"Said differently, the purpose of a CHINS adjudication is to protect children, not punish parents," he wrote.

The juvenile court properly adjudicated N.E. as a CHINS because the mother failed to protect the children against the domestic violence in the home. In these circumstances, the CHINS petition didn't have to make any allegations with respect to N.L., the justice wrote.

The justices also agreed with the Court of the Appeals that the trial court's reasons for finding N.E. to be a ward of the state failed to take into account the time she spent in her father's care or why she shouldn't have been placed with him.

The omission of these facts are important because when a juvenile court makes a decision during a CHINS hearing as to whether a child will be a ward of the state or orders services, this could potentially interfere with the parents' rights in bringing up their children, wrote Justice Sullivan. Also, statute requires a juvenile court to enter a decree that is least restrictive and consider placing a child with a blood relative before other out-of-home placements, he continued.

The justices vacated that part of the juvenile court's judgment pertaining to N.E. because it may have interfered with N.L.'s rights to raise his daughter, and remanded for proceedings consistent with the opinion.

ADVERTISEMENT

Sponsored by
ADVERTISEMENT
Subscribe to Indiana Lawyer
  1. What a fine article, thank you! I can testify firsthand and by detailed legal reports (at end of this note) as to the dire consequences of rejecting this truth from the fine article above: "The inclusion and expansion of this right [to jury] in Indiana’s Constitution is a clear reflection of our state’s intention to emphasize the importance of every Hoosier’s right to make their case in front of a jury of their peers." Over $20? Every Hoosier? Well then how about when your very vocation is on the line? How about instead of a jury of peers, one faces a bevy of political appointees, mini-czars, who care less about due process of the law than the real czars did? Instead of trial by jury, trial by ideological ordeal run by Orwellian agents? Well that is built into more than a few administrative law committees of the Ind S.Ct., and it is now being weaponized, as is revealed in articles posted at this ezine, to root out post moderns heresies like refusal to stand and pledge allegiance to all things politically correct. My career was burned at the stake for not so saluting, but I think I was just one of the early logs. Due, at least in part, to the removal of the jury from bar admission and bar discipline cases, many more fires will soon be lit. Perhaps one awaits you, dear heretic? Oh, at that Ind. article 12 plank about a remedy at law for every damage done ... ah, well, the founders evidently meant only for those damages done not by the government itself, rabid statists that they were. (Yes, that was sarcasm.) My written reports available here: Denied petition for cert (this time around): http://tinyurl.com/zdmawmw Denied petition for cert (from the 2009 denial and five year banishment): http://tinyurl.com/zcypybh Related, not written by me: Amicus brief: http://tinyurl.com/hvh7qgp

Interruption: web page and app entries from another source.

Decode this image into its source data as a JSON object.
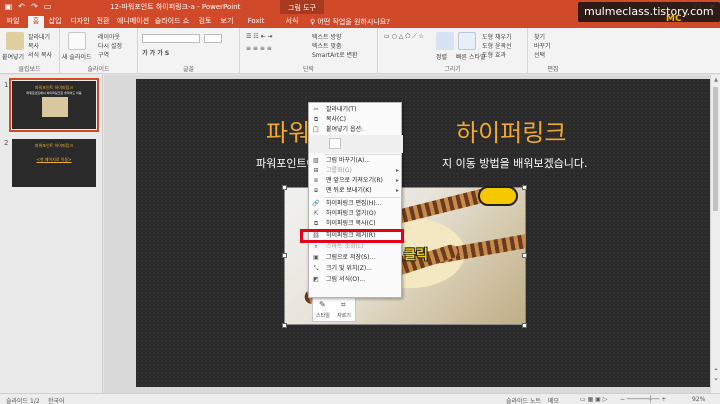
{
  "titlebar": {
    "title": "12-파워포인트 하이퍼링크-a - PowerPoint",
    "context_tab": "그림 도구",
    "qat_icons": [
      "save-icon",
      "undo-icon",
      "redo-icon",
      "slideshow-icon"
    ],
    "window_icons": [
      "minimize-icon",
      "maximize-icon",
      "close-icon"
    ]
  },
  "watermark": "mulmeclass.tistory.com",
  "tabs": [
    {
      "label": "파일"
    },
    {
      "label": "홈"
    },
    {
      "label": "삽입"
    },
    {
      "label": "디자인"
    },
    {
      "label": "전환"
    },
    {
      "label": "애니메이션"
    },
    {
      "label": "슬라이드 쇼"
    },
    {
      "label": "검토"
    },
    {
      "label": "보기"
    },
    {
      "label": "Foxit PDF"
    },
    {
      "label": "서식"
    }
  ],
  "tell_me": "♀ 어떤 작업을 원하시나요?",
  "ribbon": {
    "clipboard": {
      "label": "클립보드",
      "paste": "붙여넣기",
      "cut": "잘라내기",
      "copy": "복사",
      "format_painter": "서식 복사"
    },
    "slides": {
      "label": "슬라이드",
      "new_slide": "새 슬라이드",
      "layout": "레이아웃",
      "reset": "다시 설정",
      "section": "구역"
    },
    "font": {
      "label": "글꼴"
    },
    "paragraph": {
      "label": "단락",
      "text_direction": "텍스트 방향",
      "align_text": "텍스트 맞춤",
      "smartart": "SmartArt로 변환"
    },
    "drawing": {
      "label": "그리기",
      "arrange": "정렬",
      "quick_styles": "빠른 스타일",
      "fill": "도형 채우기",
      "outline": "도형 윤곽선",
      "effects": "도형 효과"
    },
    "editing": {
      "label": "편집",
      "find": "찾기",
      "replace": "바꾸기",
      "select": "선택"
    }
  },
  "thumbnails": [
    {
      "num": "1",
      "title": "파워포인트 하이퍼링크",
      "body": "파워포인트에서 하이퍼링크로 슬라이드 이동"
    },
    {
      "num": "2",
      "title": "파워포인트 하이퍼링크",
      "link": "<첫 페이지로 이동>"
    }
  ],
  "slide": {
    "title_left": "파워",
    "title_right": "하이퍼링크",
    "subtitle_left": "파워포인트에",
    "subtitle_right": "지 이동 방법을 배워보겠습니다."
  },
  "annotation": "클릭",
  "context_menu": {
    "items": [
      {
        "label": "잘라내기(T)",
        "icon": "cut-icon",
        "disabled": false
      },
      {
        "label": "복사(C)",
        "icon": "copy-icon",
        "disabled": false
      },
      {
        "label": "붙여넣기 옵션:",
        "icon": "paste-icon",
        "disabled": false
      },
      {
        "label": "그림 바꾸기(A)...",
        "icon": "change-picture-icon",
        "disabled": false
      },
      {
        "label": "그룹화(G)",
        "icon": "group-icon",
        "disabled": true
      },
      {
        "label": "맨 앞으로 가져오기(R)",
        "icon": "bring-front-icon",
        "disabled": false
      },
      {
        "label": "맨 뒤로 보내기(K)",
        "icon": "send-back-icon",
        "disabled": false
      },
      {
        "label": "하이퍼링크 편집(H)...",
        "icon": "hyperlink-icon",
        "disabled": false
      },
      {
        "label": "하이퍼링크 열기(O)",
        "icon": "open-link-icon",
        "disabled": false
      },
      {
        "label": "하이퍼링크 복사(C)",
        "icon": "copy-link-icon",
        "disabled": false
      },
      {
        "label": "하이퍼링크 제거(R)",
        "icon": "remove-link-icon",
        "disabled": false
      },
      {
        "label": "스마트 조회(L)",
        "icon": "search-icon",
        "disabled": true
      },
      {
        "label": "그림으로 저장(S)...",
        "icon": "save-picture-icon",
        "disabled": false
      },
      {
        "label": "크기 및 위치(Z)...",
        "icon": "size-icon",
        "disabled": false
      },
      {
        "label": "그림 서식(O)...",
        "icon": "format-icon",
        "disabled": false
      }
    ]
  },
  "mini_toolbar": {
    "style": "스타일",
    "crop": "자르기"
  },
  "statusbar": {
    "slide_pos": "슬라이드 1/2",
    "language": "한국어",
    "notes": "슬라이드 노트",
    "comments": "메모",
    "zoom": "92%"
  },
  "colors": {
    "accent": "#d04a2a",
    "slide_bg": "#2a2a2a",
    "title": "#f0a830",
    "highlight": "#e3001b"
  }
}
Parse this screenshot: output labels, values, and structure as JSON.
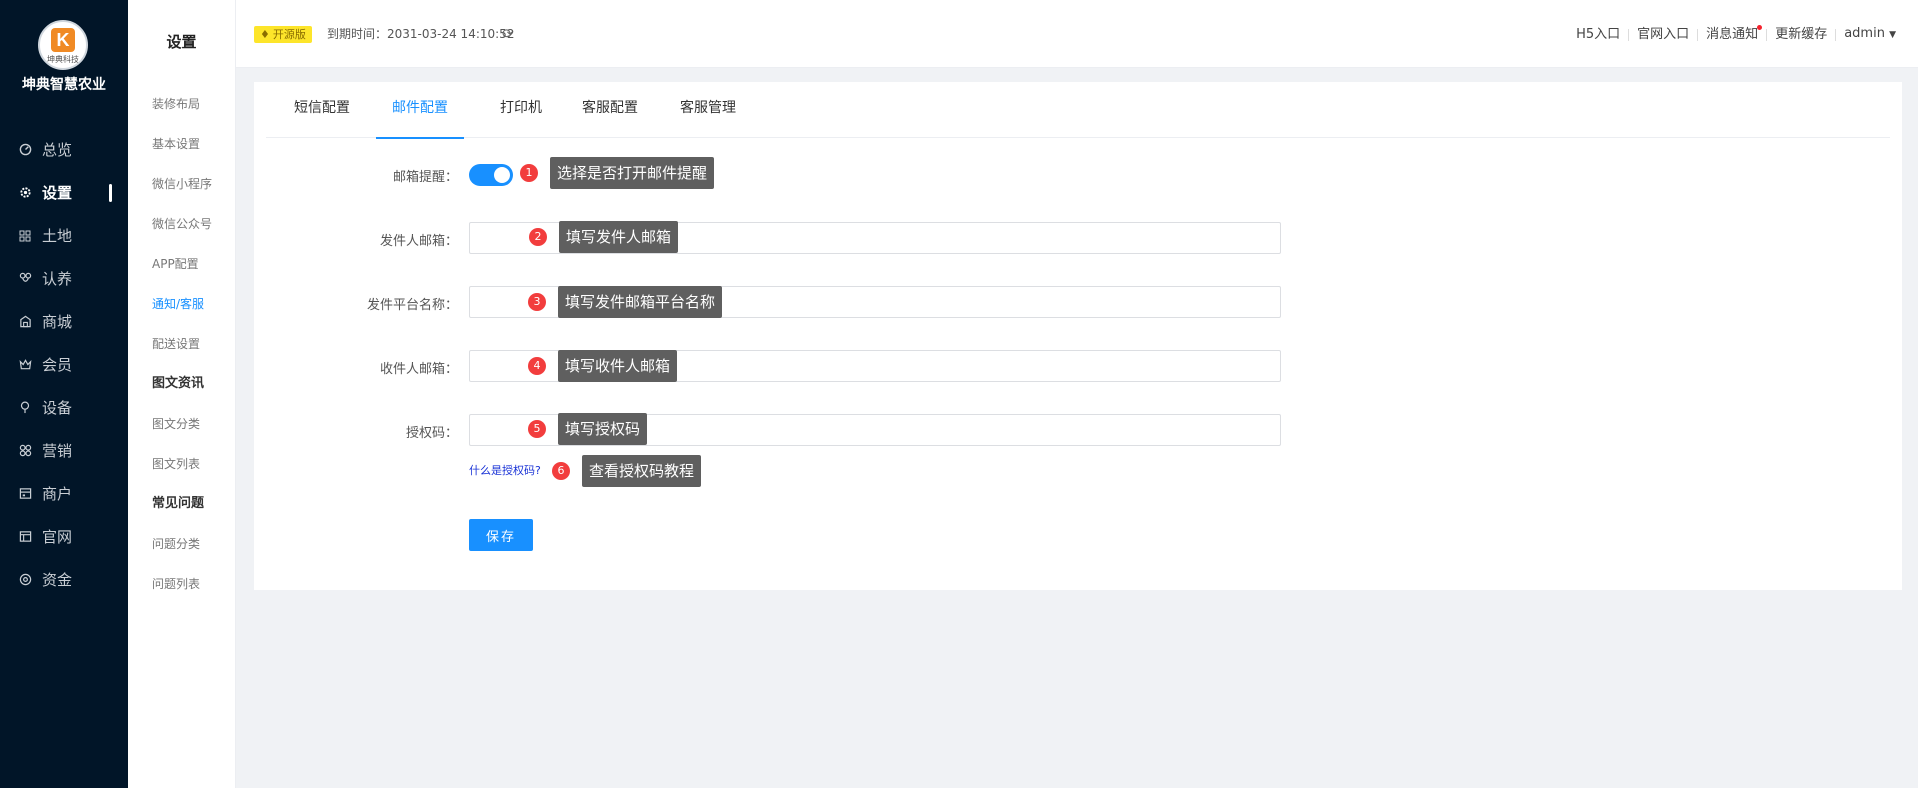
{
  "brand": {
    "name": "坤典智慧农业",
    "logo_sub": "坤典科技",
    "logo_letter": "K"
  },
  "nav": {
    "items": [
      {
        "label": "总览",
        "icon": "dashboard-icon"
      },
      {
        "label": "设置",
        "icon": "gear-icon",
        "active": true
      },
      {
        "label": "土地",
        "icon": "grid-icon"
      },
      {
        "label": "认养",
        "icon": "adopt-icon"
      },
      {
        "label": "商城",
        "icon": "shop-icon"
      },
      {
        "label": "会员",
        "icon": "crown-icon"
      },
      {
        "label": "设备",
        "icon": "device-icon"
      },
      {
        "label": "营销",
        "icon": "marketing-icon"
      },
      {
        "label": "商户",
        "icon": "merchant-icon"
      },
      {
        "label": "官网",
        "icon": "website-icon"
      },
      {
        "label": "资金",
        "icon": "fund-icon"
      }
    ]
  },
  "submenu": {
    "title": "设置",
    "items": [
      {
        "label": "装修布局"
      },
      {
        "label": "基本设置"
      },
      {
        "label": "微信小程序"
      },
      {
        "label": "微信公众号"
      },
      {
        "label": "APP配置"
      },
      {
        "label": "通知/客服"
      },
      {
        "label": "配送设置"
      },
      {
        "label": "图文资讯"
      },
      {
        "label": "图文分类"
      },
      {
        "label": "图文列表"
      },
      {
        "label": "常见问题"
      },
      {
        "label": "问题分类"
      },
      {
        "label": "问题列表"
      }
    ]
  },
  "header": {
    "edition": "开源版",
    "expire": "到期时间：2031-03-24 14:10:52",
    "links": {
      "h5": "H5入口",
      "site": "官网入口",
      "notice": "消息通知",
      "cache": "更新缓存",
      "user": "admin"
    }
  },
  "tabs": [
    "短信配置",
    "邮件配置",
    "打印机",
    "客服配置",
    "客服管理"
  ],
  "form": {
    "reminder_label": "邮箱提醒：",
    "sender_label": "发件人邮箱：",
    "platform_label": "发件平台名称：",
    "receiver_label": "收件人邮箱：",
    "authcode_label": "授权码：",
    "sender_value": "",
    "platform_value": "",
    "receiver_value": "",
    "authcode_value": "",
    "what_is_authcode": "什么是授权码?",
    "save": "保存"
  },
  "annotations": [
    {
      "num": "1",
      "text": "选择是否打开邮件提醒"
    },
    {
      "num": "2",
      "text": "填写发件人邮箱"
    },
    {
      "num": "3",
      "text": "填写发件邮箱平台名称"
    },
    {
      "num": "4",
      "text": "填写收件人邮箱"
    },
    {
      "num": "5",
      "text": "填写授权码"
    },
    {
      "num": "6",
      "text": "查看授权码教程"
    }
  ],
  "colors": {
    "sidebar": "#011528",
    "accent": "#1890ff",
    "badge": "#fde52a",
    "marker": "#f23d3d",
    "tip": "#5f5f5f"
  }
}
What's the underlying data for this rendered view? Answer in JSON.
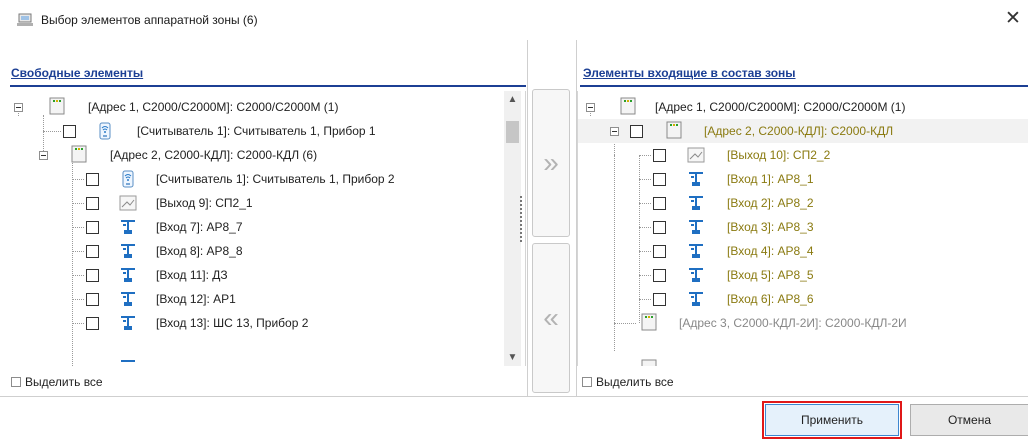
{
  "window": {
    "title": "Выбор элементов аппаратной зоны (6)",
    "close_symbol": "✕"
  },
  "left_pane": {
    "header": "Свободные элементы",
    "select_all_label": "Выделить все",
    "nodes": [
      {
        "label": "[Адрес 1, С2000/С2000М]: С2000/С2000М (1)",
        "icon": "device-panel-icon"
      },
      {
        "label": "[Считыватель 1]: Считыватель 1, Прибор 1",
        "icon": "reader-icon"
      },
      {
        "label": "[Адрес 2, С2000-КДЛ]: С2000-КДЛ (6)",
        "icon": "device-panel-icon"
      },
      {
        "label": "[Считыватель 1]: Считыватель 1, Прибор 2",
        "icon": "reader-icon"
      },
      {
        "label": "[Выход 9]: СП2_1",
        "icon": "output-icon"
      },
      {
        "label": "[Вход 7]: АР8_7",
        "icon": "input-sensor-icon"
      },
      {
        "label": "[Вход 8]: АР8_8",
        "icon": "input-sensor-icon"
      },
      {
        "label": "[Вход 11]: ДЗ",
        "icon": "input-sensor-icon"
      },
      {
        "label": "[Вход 12]: АР1",
        "icon": "input-sensor-icon"
      },
      {
        "label": "[Вход 13]: ШС 13, Прибор 2",
        "icon": "input-sensor-icon"
      }
    ]
  },
  "right_pane": {
    "header": "Элементы входящие в состав зоны",
    "select_all_label": "Выделить все",
    "nodes": [
      {
        "label": "[Адрес 1, С2000/С2000М]: С2000/С2000М (1)",
        "icon": "device-panel-icon"
      },
      {
        "label": "[Адрес 2, С2000-КДЛ]: С2000-КДЛ",
        "icon": "device-panel-icon"
      },
      {
        "label": "[Выход 10]: СП2_2",
        "icon": "output-icon"
      },
      {
        "label": "[Вход 1]: АР8_1",
        "icon": "input-sensor-icon"
      },
      {
        "label": "[Вход 2]: АР8_2",
        "icon": "input-sensor-icon"
      },
      {
        "label": "[Вход 3]: АР8_3",
        "icon": "input-sensor-icon"
      },
      {
        "label": "[Вход 4]: АР8_4",
        "icon": "input-sensor-icon"
      },
      {
        "label": "[Вход 5]: АР8_5",
        "icon": "input-sensor-icon"
      },
      {
        "label": "[Вход 6]: АР8_6",
        "icon": "input-sensor-icon"
      },
      {
        "label": "[Адрес 3, С2000-КДЛ-2И]: С2000-КДЛ-2И",
        "icon": "device-panel-icon"
      }
    ]
  },
  "transfer": {
    "add_symbol": "»",
    "remove_symbol": "«"
  },
  "footer": {
    "apply_label": "Применить",
    "cancel_label": "Отмена"
  },
  "colors": {
    "header_link": "#1c3f94",
    "olive_item": "#8a7a10",
    "highlight_outline": "#e01818"
  }
}
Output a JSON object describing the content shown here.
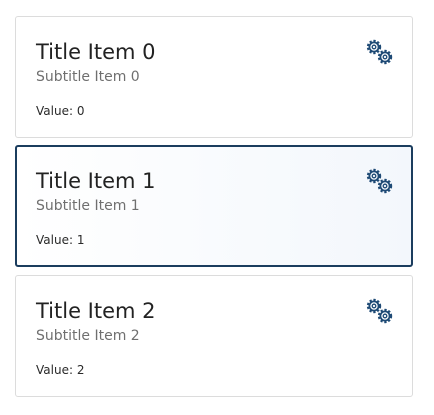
{
  "items": [
    {
      "title": "Title Item 0",
      "subtitle": "Subtitle Item 0",
      "value_label": "Value:",
      "value": "0",
      "icon": "gears-icon",
      "selected": false
    },
    {
      "title": "Title Item 1",
      "subtitle": "Subtitle Item 1",
      "value_label": "Value:",
      "value": "1",
      "icon": "gears-icon",
      "selected": true
    },
    {
      "title": "Title Item 2",
      "subtitle": "Subtitle Item 2",
      "value_label": "Value:",
      "value": "2",
      "icon": "gears-icon",
      "selected": false
    }
  ],
  "colors": {
    "accent": "#1b3d5e",
    "icon": "#1e4a75",
    "border": "#dcdcdc"
  }
}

  2. Justice has finally been served. So glad that Dr. Ley can finally sleep peacefully at night knowing the truth has finally come to the surface.

  3. While this right is guaranteed by our Constitution, it has in recent years been hampered by insurance companies, i.e.; the practice of the plaintiff's own insurance company intervening in an action and filing a lien against any proceeds paid to their insured. In essence, causing an additional financial hurdle for a plaintiff to overcome at trial in terms of overall award. In a very real sense an injured party in exercise of their right to trial by jury may be the only party in a cause that would end up with zero compensation.

  4. Why in the world would someone need a person to correct a transcript when a realtime court reporter could provide them with a transcript (rough draft) immediately?

  5. This article proved very enlightening. Right ahead of sitting the LSAT for the first time, I felt a sense of relief that a score of 141 was admitted to an Indiana Law School and did well under unique circumstances. While my GPA is currently 3.91 I fear standardized testing and hope that I too will get a good enough grade for acceptance here at home. Thanks so much for this informative post.

ADVERTISEMENT